• [TASK] Scan the lines below; pull out those with "Query".

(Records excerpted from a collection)
___

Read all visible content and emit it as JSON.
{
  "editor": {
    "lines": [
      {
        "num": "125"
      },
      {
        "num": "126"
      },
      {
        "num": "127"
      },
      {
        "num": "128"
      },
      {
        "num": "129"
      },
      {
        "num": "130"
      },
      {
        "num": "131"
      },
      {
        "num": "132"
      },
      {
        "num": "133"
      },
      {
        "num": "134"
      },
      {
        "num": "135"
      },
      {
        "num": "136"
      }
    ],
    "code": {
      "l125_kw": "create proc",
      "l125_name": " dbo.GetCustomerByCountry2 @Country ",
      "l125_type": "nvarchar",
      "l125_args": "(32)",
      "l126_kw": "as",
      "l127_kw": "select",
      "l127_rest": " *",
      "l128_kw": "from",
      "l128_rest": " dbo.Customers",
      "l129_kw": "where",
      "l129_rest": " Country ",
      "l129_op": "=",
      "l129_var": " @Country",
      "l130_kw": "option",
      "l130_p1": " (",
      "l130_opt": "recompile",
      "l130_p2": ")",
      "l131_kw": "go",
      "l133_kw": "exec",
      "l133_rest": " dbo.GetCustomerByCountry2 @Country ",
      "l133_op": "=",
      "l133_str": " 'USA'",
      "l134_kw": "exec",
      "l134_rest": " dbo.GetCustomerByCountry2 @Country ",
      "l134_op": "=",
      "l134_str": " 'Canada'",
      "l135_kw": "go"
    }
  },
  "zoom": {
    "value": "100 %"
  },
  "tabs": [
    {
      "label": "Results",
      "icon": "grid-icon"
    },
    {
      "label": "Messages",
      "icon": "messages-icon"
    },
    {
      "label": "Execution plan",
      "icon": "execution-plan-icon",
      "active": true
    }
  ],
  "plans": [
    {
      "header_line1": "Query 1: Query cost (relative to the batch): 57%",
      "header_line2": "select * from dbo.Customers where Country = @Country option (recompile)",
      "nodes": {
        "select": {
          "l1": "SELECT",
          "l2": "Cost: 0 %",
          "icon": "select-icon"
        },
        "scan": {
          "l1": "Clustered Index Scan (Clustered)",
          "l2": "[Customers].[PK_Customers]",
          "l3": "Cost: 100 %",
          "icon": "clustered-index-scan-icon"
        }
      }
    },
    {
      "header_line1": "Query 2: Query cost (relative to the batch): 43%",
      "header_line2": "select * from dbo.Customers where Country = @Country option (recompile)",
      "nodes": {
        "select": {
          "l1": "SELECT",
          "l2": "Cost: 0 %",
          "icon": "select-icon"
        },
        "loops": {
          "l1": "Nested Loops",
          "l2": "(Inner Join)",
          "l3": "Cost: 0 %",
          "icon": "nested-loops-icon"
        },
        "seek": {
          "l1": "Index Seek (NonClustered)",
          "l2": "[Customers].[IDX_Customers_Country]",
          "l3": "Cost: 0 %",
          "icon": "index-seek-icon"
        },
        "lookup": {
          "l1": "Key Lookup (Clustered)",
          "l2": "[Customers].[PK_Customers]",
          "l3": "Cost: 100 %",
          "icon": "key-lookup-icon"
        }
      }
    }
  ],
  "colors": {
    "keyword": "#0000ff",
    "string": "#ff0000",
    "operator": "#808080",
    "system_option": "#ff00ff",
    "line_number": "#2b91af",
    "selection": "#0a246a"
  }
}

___

• [EXERCISE ANSWER]
      "header_line1": "Query 1: Query cost (relative to the batch): 57%",
      "header_line1": "Query 2: Query cost (relative to the batch): 43%",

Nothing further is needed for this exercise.